* **Material for this exercise**
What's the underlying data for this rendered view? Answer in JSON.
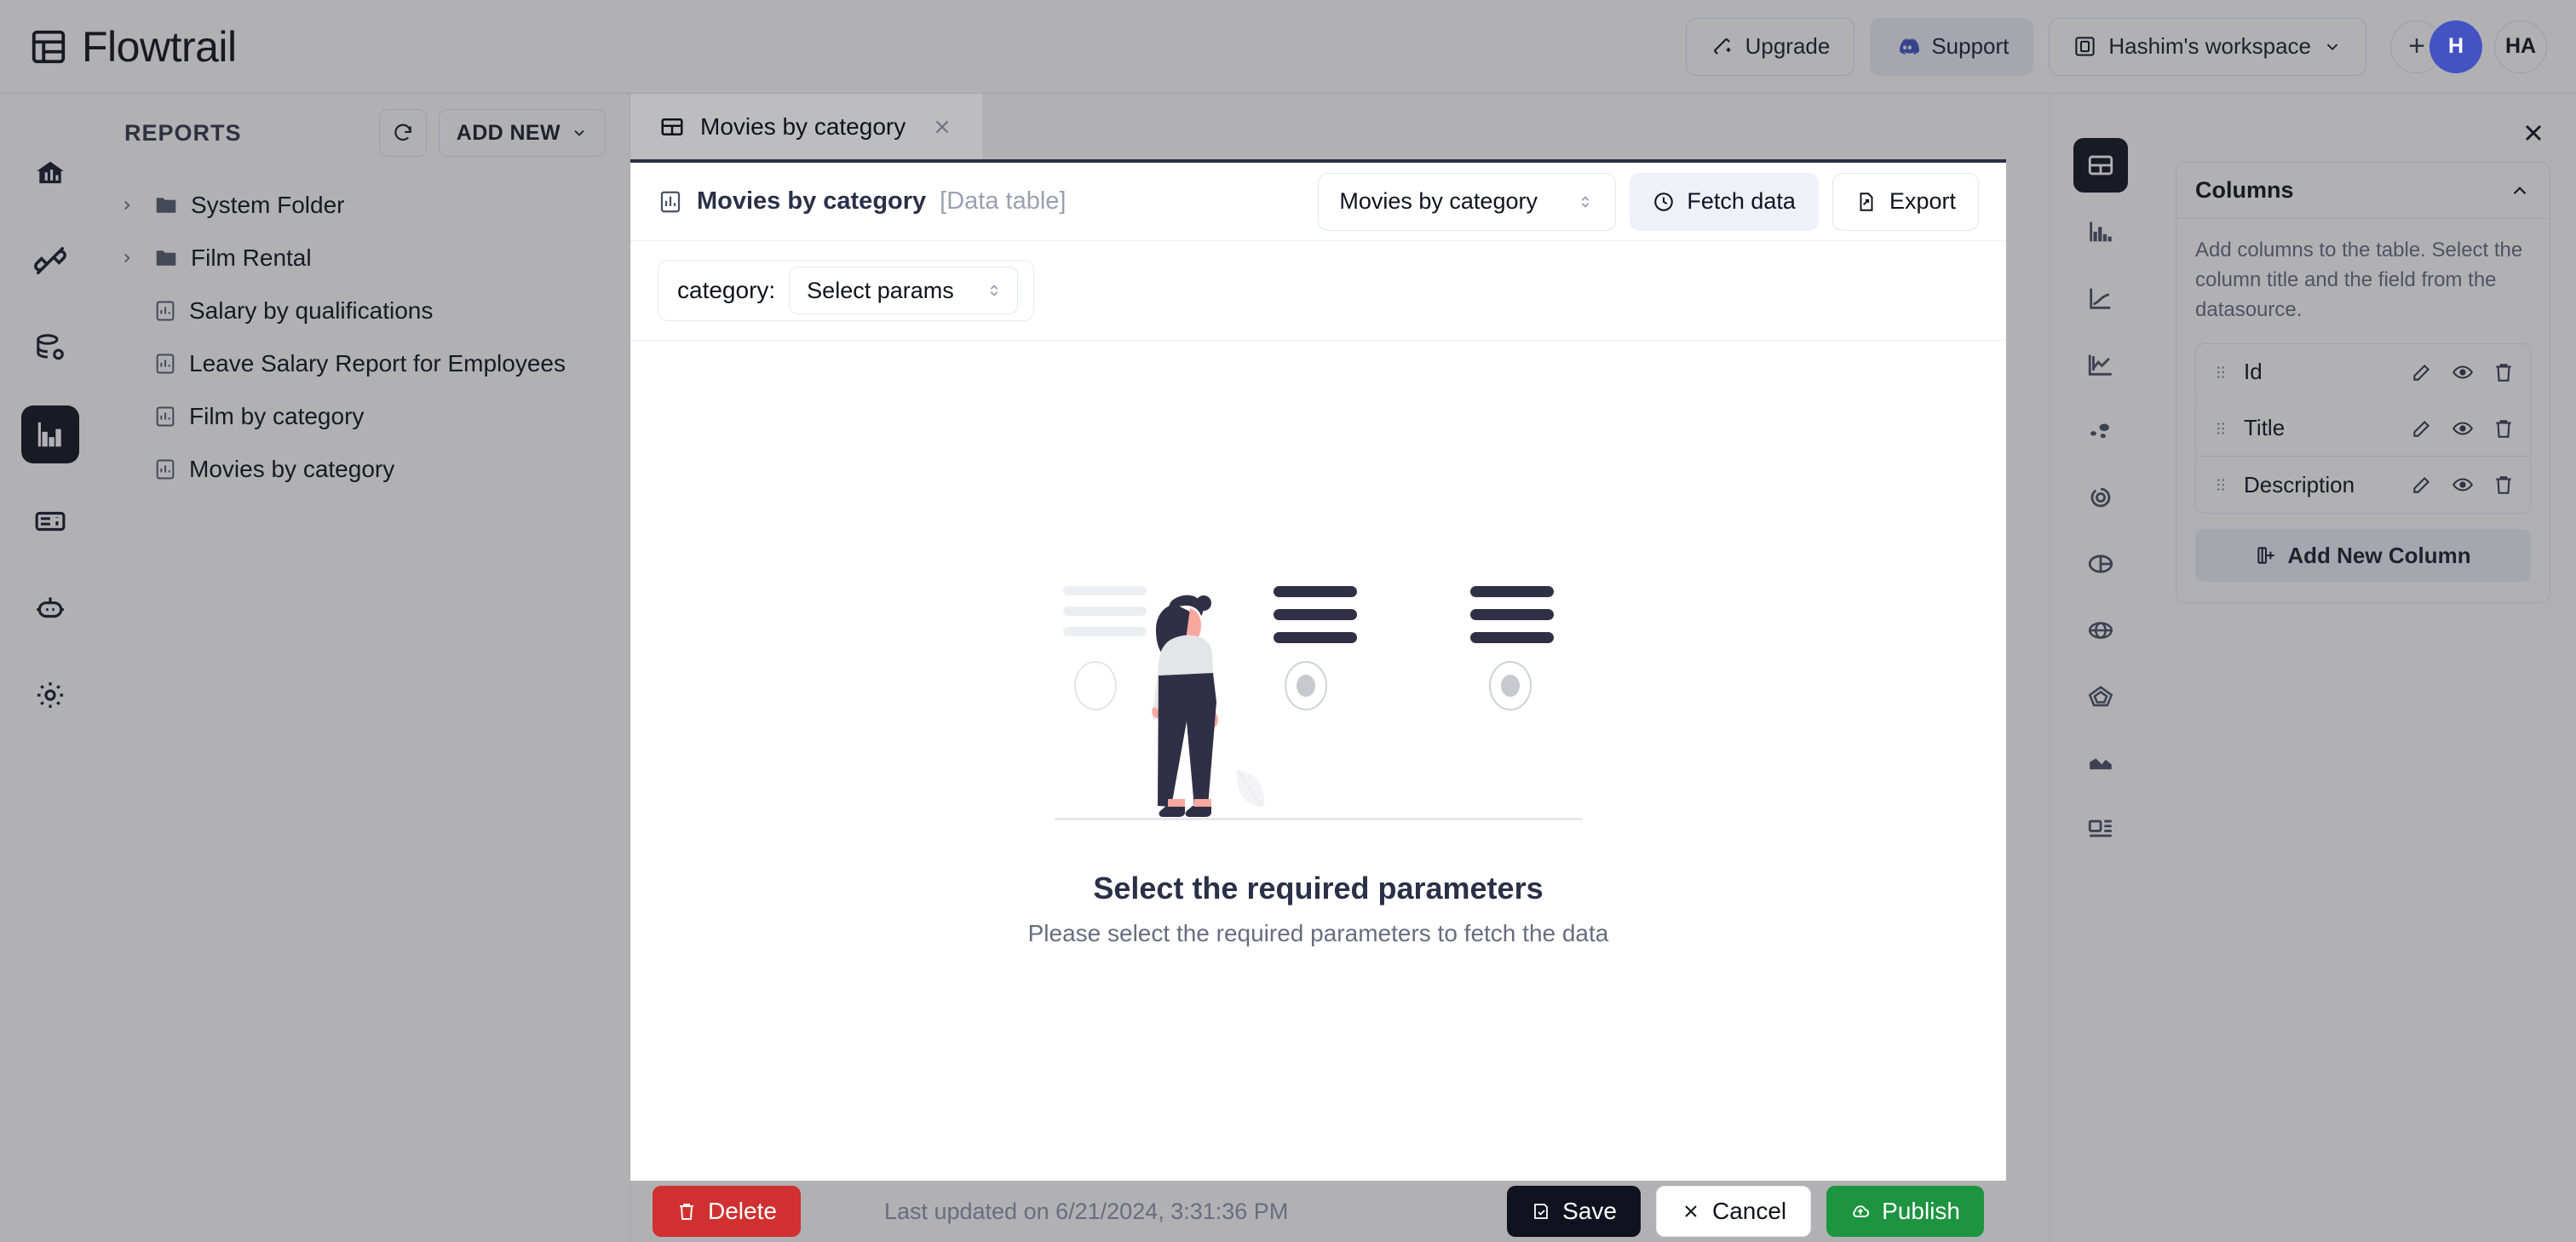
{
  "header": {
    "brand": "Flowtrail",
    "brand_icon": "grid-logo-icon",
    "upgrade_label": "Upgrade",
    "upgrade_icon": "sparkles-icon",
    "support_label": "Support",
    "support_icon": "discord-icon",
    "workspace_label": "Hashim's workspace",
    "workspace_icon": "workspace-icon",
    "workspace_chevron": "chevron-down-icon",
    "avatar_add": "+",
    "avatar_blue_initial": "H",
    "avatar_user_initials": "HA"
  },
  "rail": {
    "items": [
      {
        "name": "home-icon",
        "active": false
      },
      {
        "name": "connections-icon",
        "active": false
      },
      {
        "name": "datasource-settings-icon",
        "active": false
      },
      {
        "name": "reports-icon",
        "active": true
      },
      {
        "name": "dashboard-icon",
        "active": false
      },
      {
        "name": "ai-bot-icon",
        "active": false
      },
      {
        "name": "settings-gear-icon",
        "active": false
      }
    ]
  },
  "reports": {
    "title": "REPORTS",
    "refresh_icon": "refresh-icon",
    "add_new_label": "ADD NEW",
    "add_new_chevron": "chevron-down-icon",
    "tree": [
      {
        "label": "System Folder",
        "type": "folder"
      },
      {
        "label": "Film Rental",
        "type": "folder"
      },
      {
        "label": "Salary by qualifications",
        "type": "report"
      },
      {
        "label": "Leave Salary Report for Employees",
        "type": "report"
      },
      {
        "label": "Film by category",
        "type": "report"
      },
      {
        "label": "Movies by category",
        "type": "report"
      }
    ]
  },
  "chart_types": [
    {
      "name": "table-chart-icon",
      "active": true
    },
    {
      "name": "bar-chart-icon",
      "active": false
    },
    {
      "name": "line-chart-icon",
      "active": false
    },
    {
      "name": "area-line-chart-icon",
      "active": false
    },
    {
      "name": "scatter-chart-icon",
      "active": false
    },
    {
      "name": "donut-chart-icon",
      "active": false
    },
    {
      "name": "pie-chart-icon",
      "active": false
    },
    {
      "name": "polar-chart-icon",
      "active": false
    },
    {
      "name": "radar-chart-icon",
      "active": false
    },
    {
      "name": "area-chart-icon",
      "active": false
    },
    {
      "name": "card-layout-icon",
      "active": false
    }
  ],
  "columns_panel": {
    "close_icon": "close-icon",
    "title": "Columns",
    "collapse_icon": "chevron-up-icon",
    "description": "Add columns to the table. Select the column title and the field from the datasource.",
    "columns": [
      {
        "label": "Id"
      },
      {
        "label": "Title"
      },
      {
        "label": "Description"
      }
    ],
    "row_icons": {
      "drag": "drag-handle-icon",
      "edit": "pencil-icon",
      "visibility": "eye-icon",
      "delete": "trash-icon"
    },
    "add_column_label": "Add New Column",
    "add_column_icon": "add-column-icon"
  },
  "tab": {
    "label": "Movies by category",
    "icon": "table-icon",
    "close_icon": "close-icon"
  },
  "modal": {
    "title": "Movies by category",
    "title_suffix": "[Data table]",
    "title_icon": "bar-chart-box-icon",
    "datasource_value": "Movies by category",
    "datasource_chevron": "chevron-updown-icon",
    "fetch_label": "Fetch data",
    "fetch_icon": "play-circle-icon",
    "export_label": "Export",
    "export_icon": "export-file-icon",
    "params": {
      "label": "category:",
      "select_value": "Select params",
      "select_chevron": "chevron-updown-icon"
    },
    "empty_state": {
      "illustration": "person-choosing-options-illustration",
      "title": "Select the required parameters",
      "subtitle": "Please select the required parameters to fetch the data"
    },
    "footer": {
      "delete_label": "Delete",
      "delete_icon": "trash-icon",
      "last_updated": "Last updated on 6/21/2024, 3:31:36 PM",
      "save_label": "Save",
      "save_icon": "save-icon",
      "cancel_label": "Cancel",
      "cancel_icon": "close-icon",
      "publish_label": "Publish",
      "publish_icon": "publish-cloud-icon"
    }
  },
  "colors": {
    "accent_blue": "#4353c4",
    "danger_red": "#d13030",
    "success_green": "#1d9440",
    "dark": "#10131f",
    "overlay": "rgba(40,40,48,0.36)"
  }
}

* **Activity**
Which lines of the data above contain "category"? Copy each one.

* **Answer to this task**
        "label": "Film by category",
        "label": "Movies by category",
    "label": "Movies by category",
    "title": "Movies by category",
    "datasource_value": "Movies by category",
      "label": "category:",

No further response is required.